What needs to be done: Which lines of the listing hold the string "extensions"? Show each of them.

BEGIN Records shown

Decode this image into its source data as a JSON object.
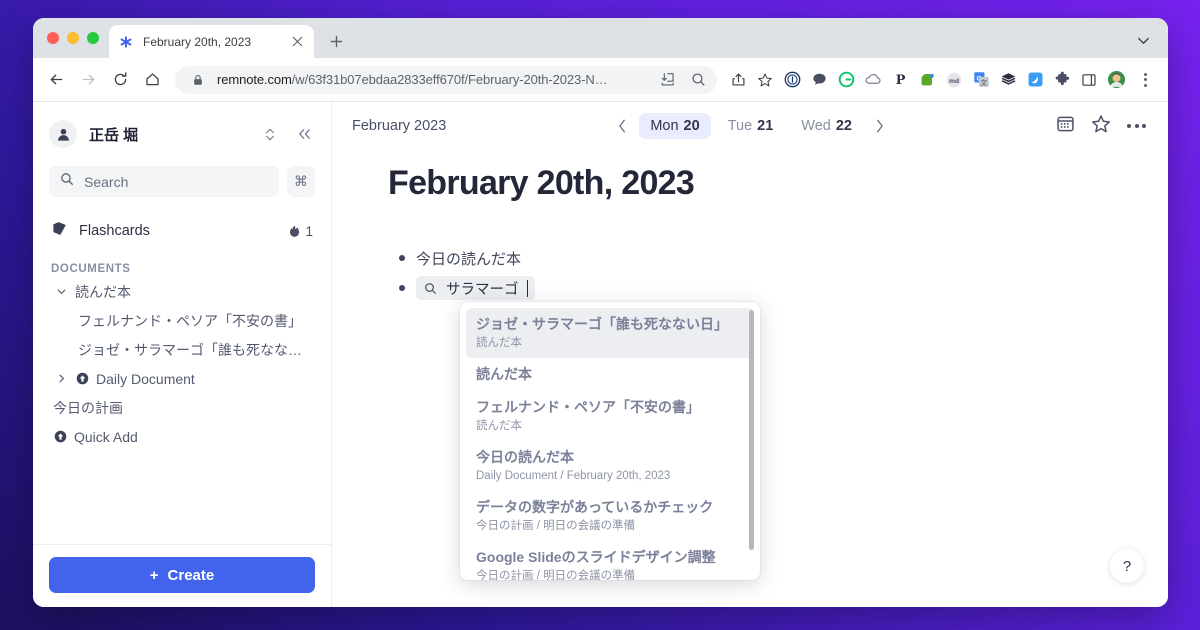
{
  "browser": {
    "tab": {
      "title": "February 20th, 2023",
      "favicon": "remnote-asterisk-icon",
      "close": "×"
    },
    "new_tab_label": "+",
    "url_main": "remnote.com",
    "url_rest": "/w/63f31b07ebdaa2833eff670f/February-20th-2023-N…",
    "omnibox_icons": [
      "lock-icon",
      "install-app-icon",
      "zoom-search-icon"
    ],
    "extensions": [
      {
        "name": "1password-extension",
        "glyph": "1"
      },
      {
        "name": "chat-extension",
        "glyph": "●"
      },
      {
        "name": "grammarly-extension",
        "glyph": "G"
      },
      {
        "name": "cloud-extension",
        "glyph": "☁"
      },
      {
        "name": "pocket-extension",
        "glyph": "P"
      },
      {
        "name": "evernote-extension",
        "glyph": "ᴇ"
      },
      {
        "name": "markdownload-extension",
        "glyph": "md"
      },
      {
        "name": "google-translate-extension",
        "glyph": "文"
      },
      {
        "name": "layers-extension",
        "glyph": "≣"
      },
      {
        "name": "bluebird-extension",
        "glyph": "✈"
      },
      {
        "name": "extensions-puzzle-icon",
        "glyph": "❖"
      },
      {
        "name": "side-panel-icon",
        "glyph": "□"
      },
      {
        "name": "profile-avatar",
        "glyph": "👤"
      }
    ]
  },
  "sidebar": {
    "user_name": "正岳 堀",
    "search_placeholder": "Search",
    "cmd_key": "⌘",
    "flashcards_label": "Flashcards",
    "streak_count": "1",
    "documents_header": "DOCUMENTS",
    "documents": [
      {
        "label": "読んだ本",
        "type": "expanded-parent",
        "level": 0
      },
      {
        "label": "フェルナンド・ペソア「不安の書」",
        "type": "child",
        "level": 1
      },
      {
        "label": "ジョゼ・サラマーゴ「誰も死なない…",
        "type": "child",
        "level": 1
      },
      {
        "label": "Daily Document",
        "type": "collapsed-parent-doc",
        "level": 0
      },
      {
        "label": "今日の計画",
        "type": "flat",
        "level": 0
      },
      {
        "label": "Quick Add",
        "type": "doc",
        "level": 0
      }
    ],
    "create_button": "Create",
    "create_plus": "+"
  },
  "main": {
    "month_label": "February 2023",
    "days": [
      {
        "name": "Mon",
        "num": "20",
        "active": true
      },
      {
        "name": "Tue",
        "num": "21",
        "active": false
      },
      {
        "name": "Wed",
        "num": "22",
        "active": false
      }
    ],
    "prev_arrow": "‹",
    "next_arrow": "›",
    "header_actions": [
      "calendar-icon",
      "star-icon",
      "more-options-icon"
    ],
    "page_title": "February 20th, 2023",
    "bullets": [
      {
        "kind": "text",
        "text": "今日の読んだ本"
      },
      {
        "kind": "search",
        "value": "サラマーゴ"
      }
    ],
    "help_button": "?"
  },
  "autocomplete": {
    "items": [
      {
        "title": "ジョゼ・サラマーゴ「誰も死なない日」",
        "sub": "読んだ本",
        "selected": true
      },
      {
        "title": "読んだ本",
        "sub": "",
        "selected": false
      },
      {
        "title": "フェルナンド・ペソア「不安の書」",
        "sub": "読んだ本",
        "selected": false
      },
      {
        "title": "今日の読んだ本",
        "sub": "Daily Document / February 20th, 2023",
        "selected": false
      },
      {
        "title": "データの数字があっているかチェック",
        "sub": "今日の計画 / 明日の会議の準備",
        "selected": false
      },
      {
        "title": "Google Slideのスライドデザイン調整",
        "sub": "今日の計画 / 明日の会議の準備",
        "selected": false
      }
    ]
  },
  "colors": {
    "accent_blue": "#4263eb",
    "selected_day_bg": "#e8ecfd",
    "background_purple": "#7722ef"
  }
}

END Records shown

Answer to this problem:
    "extensions": [
        "name": "extensions-puzzle-icon",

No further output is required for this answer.